What did the student learn from the mentor, the game's MVP who completed 28 of 42 passes for 350 yards and four scores? 'Poise and execution,' Fife says. 'The man has something on his mind, and he goes after it.'
Nobody bleeds Duck green more than former state Attorney General Dave Frohnmayer, now the university president, and Phil Knight, sportswear entrepreneur.
'It's unbelievable!' Knight exclaims, lunging into the other man's arms. Swoosh!
Knight, who, financially, has as much to do with Oregon's success as anybody, can't hold back his tears as he celebrates onfield after the game. 'It's all you hoped for, and 25 percent more,' he says. 'I'm a little bit surprised. I would have taken a one-point win.'

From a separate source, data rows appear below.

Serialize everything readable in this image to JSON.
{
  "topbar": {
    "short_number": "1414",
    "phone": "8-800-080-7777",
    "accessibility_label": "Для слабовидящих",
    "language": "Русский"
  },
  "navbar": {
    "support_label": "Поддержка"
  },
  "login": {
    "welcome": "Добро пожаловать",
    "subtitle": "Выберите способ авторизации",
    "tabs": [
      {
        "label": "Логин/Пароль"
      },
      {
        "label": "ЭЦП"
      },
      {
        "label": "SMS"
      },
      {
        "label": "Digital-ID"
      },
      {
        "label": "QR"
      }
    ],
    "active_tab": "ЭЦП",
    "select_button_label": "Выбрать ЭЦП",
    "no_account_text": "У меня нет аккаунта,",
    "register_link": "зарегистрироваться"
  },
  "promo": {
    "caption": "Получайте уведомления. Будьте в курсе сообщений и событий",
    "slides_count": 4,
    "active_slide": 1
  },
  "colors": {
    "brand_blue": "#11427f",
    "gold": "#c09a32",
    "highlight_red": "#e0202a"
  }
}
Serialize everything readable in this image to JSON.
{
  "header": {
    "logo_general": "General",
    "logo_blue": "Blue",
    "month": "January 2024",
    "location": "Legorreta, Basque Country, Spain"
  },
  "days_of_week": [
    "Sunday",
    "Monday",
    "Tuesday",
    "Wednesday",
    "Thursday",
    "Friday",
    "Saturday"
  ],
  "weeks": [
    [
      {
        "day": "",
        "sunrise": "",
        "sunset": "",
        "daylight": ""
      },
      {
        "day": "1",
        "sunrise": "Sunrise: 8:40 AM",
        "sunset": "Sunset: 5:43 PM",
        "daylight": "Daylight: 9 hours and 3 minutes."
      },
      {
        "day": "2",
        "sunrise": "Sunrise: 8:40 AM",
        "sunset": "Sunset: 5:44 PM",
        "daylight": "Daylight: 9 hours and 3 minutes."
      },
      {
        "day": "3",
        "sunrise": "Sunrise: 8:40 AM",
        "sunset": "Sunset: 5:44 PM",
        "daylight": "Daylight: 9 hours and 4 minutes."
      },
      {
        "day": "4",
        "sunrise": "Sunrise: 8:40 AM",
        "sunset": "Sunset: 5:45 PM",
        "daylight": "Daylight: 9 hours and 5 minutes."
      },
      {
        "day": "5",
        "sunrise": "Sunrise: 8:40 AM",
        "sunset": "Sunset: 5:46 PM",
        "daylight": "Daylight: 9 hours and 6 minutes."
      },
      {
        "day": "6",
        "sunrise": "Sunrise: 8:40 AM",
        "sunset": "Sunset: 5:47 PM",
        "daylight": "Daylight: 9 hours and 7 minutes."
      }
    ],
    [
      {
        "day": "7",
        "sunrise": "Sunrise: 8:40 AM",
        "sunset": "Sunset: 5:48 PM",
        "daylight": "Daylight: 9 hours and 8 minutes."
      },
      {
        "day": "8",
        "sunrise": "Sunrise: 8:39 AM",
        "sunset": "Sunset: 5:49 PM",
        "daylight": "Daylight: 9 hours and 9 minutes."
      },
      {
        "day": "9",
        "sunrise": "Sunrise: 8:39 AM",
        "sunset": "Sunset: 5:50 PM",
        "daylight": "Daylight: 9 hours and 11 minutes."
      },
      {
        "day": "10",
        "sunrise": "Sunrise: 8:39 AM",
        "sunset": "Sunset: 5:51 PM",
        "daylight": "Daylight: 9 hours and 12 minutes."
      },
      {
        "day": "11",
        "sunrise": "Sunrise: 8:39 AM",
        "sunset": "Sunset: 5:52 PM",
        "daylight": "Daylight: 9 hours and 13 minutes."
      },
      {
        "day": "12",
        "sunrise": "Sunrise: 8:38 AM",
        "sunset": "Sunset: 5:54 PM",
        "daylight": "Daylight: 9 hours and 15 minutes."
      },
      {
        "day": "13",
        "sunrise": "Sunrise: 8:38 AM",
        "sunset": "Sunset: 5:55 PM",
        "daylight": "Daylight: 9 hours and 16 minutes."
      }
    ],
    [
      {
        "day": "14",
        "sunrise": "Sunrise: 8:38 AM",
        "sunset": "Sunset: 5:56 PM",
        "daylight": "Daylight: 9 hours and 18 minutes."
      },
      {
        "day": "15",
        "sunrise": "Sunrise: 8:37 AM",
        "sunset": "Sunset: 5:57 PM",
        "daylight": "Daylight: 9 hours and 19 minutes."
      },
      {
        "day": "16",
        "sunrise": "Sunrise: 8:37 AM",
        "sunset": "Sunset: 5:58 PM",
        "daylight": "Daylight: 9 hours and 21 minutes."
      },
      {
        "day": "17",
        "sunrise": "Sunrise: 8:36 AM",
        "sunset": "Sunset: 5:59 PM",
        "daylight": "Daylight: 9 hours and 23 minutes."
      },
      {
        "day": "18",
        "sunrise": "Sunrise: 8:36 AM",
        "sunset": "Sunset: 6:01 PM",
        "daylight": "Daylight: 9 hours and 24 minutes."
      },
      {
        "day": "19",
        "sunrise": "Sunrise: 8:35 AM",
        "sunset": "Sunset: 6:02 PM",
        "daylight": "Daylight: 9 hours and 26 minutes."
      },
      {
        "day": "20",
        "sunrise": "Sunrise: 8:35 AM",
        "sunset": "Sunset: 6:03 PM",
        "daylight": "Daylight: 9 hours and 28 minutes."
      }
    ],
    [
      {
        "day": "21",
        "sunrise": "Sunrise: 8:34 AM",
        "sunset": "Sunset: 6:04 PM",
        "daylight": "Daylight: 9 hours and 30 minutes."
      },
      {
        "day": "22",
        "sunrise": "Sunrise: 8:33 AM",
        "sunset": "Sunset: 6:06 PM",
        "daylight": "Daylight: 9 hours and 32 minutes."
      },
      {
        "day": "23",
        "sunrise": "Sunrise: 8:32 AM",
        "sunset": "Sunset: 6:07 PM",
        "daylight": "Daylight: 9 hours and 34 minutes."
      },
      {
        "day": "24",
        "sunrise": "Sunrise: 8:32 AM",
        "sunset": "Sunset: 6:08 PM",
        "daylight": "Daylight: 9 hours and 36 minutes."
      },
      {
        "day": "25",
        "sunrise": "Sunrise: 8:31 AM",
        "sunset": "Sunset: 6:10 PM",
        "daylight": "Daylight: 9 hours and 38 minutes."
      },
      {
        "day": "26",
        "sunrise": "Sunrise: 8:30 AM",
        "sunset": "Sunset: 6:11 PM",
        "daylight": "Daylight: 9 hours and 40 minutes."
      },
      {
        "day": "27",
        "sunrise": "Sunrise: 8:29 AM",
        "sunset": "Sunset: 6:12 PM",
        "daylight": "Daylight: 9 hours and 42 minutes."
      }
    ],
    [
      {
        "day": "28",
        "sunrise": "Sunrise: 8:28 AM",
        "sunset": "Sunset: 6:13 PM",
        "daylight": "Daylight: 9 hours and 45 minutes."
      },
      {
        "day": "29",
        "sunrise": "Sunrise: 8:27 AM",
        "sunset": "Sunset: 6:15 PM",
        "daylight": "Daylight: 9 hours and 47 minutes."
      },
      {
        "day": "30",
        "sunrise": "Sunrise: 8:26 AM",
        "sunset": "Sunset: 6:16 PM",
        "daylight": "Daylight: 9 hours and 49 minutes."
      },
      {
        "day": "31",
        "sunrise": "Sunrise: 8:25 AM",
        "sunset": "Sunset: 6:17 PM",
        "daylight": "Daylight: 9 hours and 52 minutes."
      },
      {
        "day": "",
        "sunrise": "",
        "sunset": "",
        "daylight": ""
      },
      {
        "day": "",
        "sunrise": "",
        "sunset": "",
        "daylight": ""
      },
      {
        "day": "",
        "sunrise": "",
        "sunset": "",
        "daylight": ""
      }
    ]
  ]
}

Not Frohnmayer, who picked the Quackers by 14.
Joey emerges from the locker room, into the family holding area outside the stadium, and cheers erupt. A Sports Illustrated reporter mingles with the Harrington family (ironic, because SI picked Oregon State to win the national title, and the Harringtons hate the Beavers).
'You have three minutes,' John Harrington tells his son, who runs with a duffle bag over each shoulder to drop them off into an Oregon transporter.
A hundred and some Harrington fans attended the game, and seemingly everyone wants Joey's autograph, a hug or their picture taken alongside him. Eight minutes pass, and Joey finally leaves the area with his family, only to come across two men loading two trophies into a van.
One is The Associated Press national championship trophy, the other the ceremonial Grantland Rice football writer's trophy. A ham among superstars, Joey grabs a trophy in each arm, mockingly crumbles under their weight, and giddily flashes a big ol' smile as cameras click and flashes flash.
'Now,' he says, 'where are we parked?'